Prince Mohammed’s rise to power has accelerated since his father took the throne in early 2015 following the death of King Abdullah bin Abdulaziz Al Saud. Popularly known as MBS, he was catapulted into the global spotlight after unveiling an unprecedented strategy more than a year ago to end Saudi Arabia’s “addiction” to oil by 2030.
OPEC’s biggest producer is grappling with a 60 percent drop in crude prices in the past three years that’s forced budget cuts and compelled the government to tap bond markets as its fiscal shortfall ballooned about 15 percent of economic output.
On the foreign-policy front, Prince Mohammad has met with Trump twice this year: in Washington in March and in Riyadh last month during the U.S. president’s first overseas tour.

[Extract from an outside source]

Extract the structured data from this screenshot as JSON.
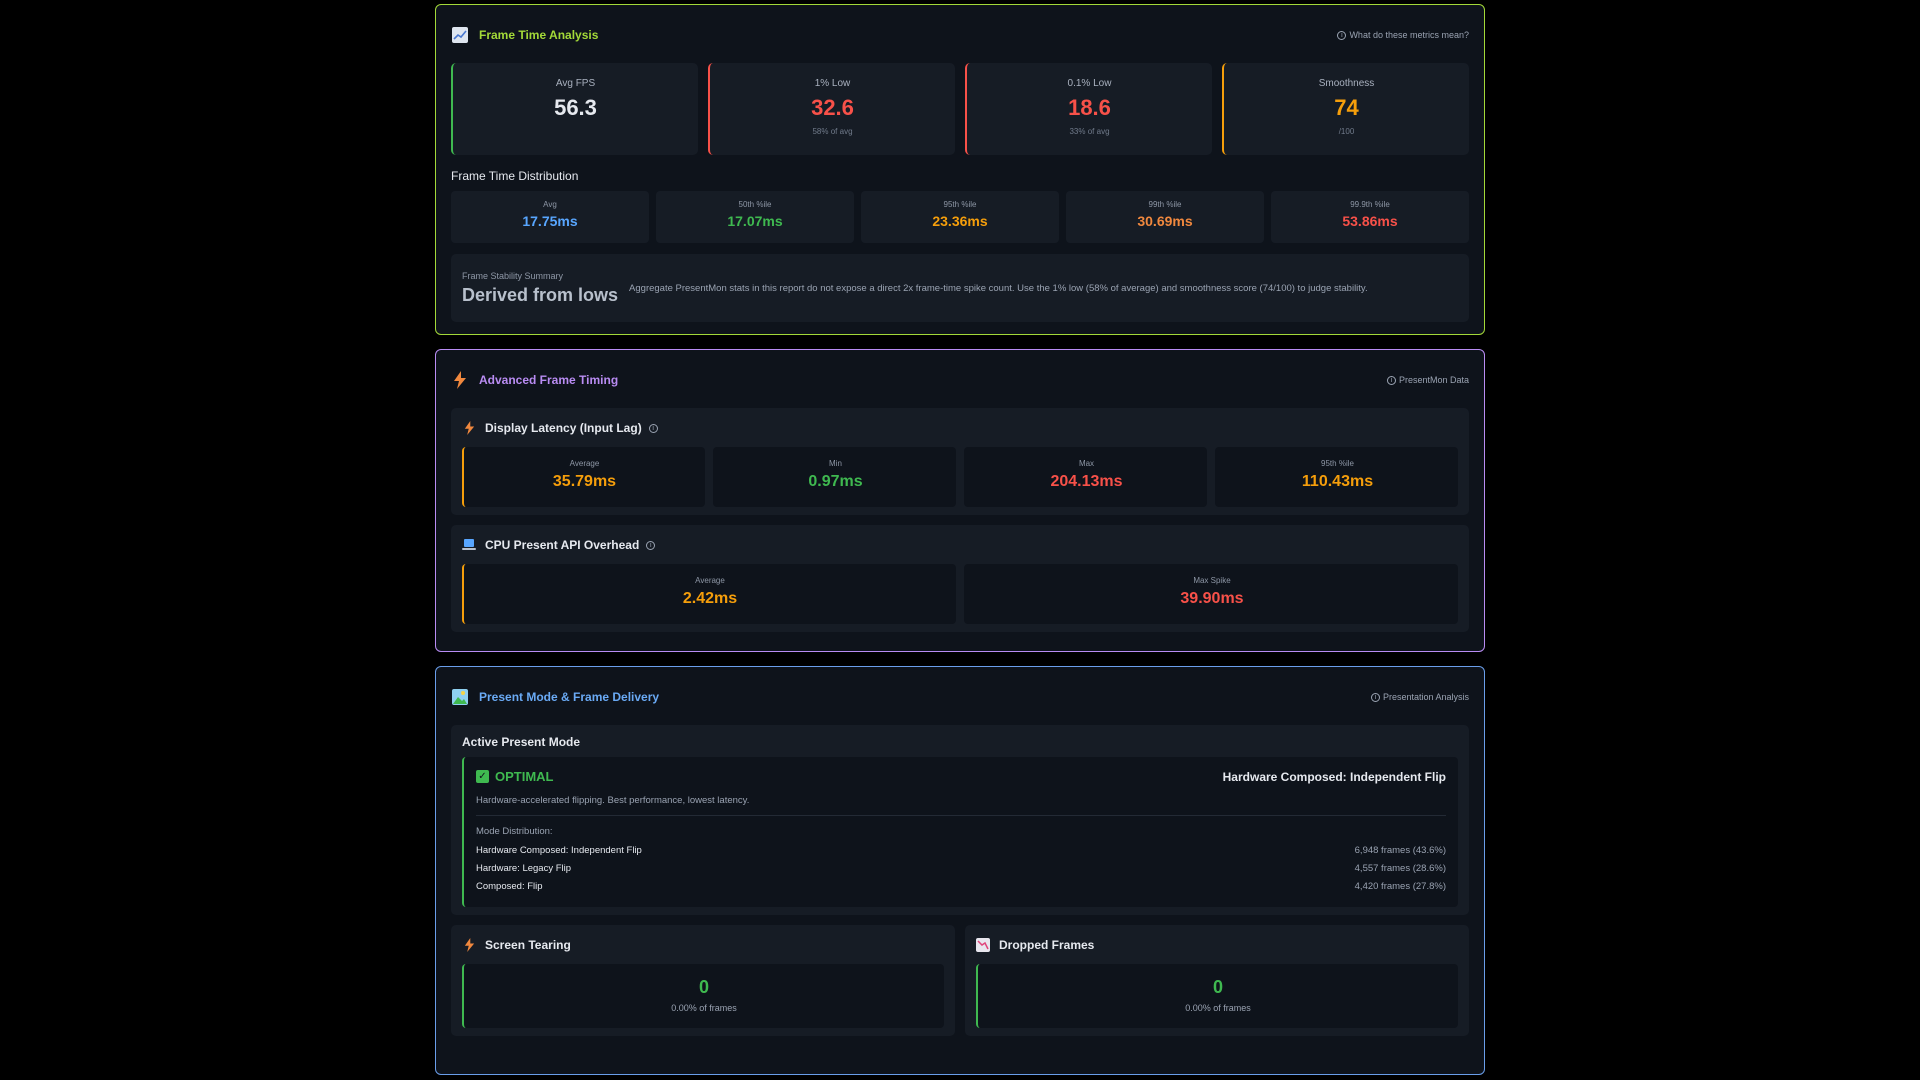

The two are eager to isolate Iran, which Riyadh accuses of aggressively trying to spread its influence in the region by supporting Shiite movements and sponsoring terror. Trump has escalated tensions with the Islamic Republic, backtracking on the Obama administration’s tentative rapprochement with the nation.
Prince Mohammed also led a multi-nation effort to quarantine neighboring Qatar over its ties with Iran and support for Islamist groups that Saudi Arabia and the U.A.E. have opposed for years.
Given who’s calling the shots in Riyadh and Washington, “it is not really a question of if but rather of when a new escalation with Iran starts,” said Olivier Jakob, managing director of consultant Petromatrix GmbH. “Under his watch, Saudi Arabia has developed aggressive foreign policies and he has not been shy about making strong statements against Iran.”
In the decrees announced Wednesday, King Salman also retroactively reinstated all allowances and bonuses that were canceled or suspended to civil servants and military personnel.
The royal orders didn’t name a new Deputy Crown Prince, leaving the post of second in line to the throne vacant. They also included a change to the kingdom’s basic law, stipulating that going forward, the King and the Crown Prince cannot be from the same branch of the royal family. That means that any third in line to the throne would need to be from a different family branch than King Salman and his son.
— With assistance by Wael Mahdi, Filipe Pacheco, Matthew Martin, Iain Marlow, and Ladane Nasseri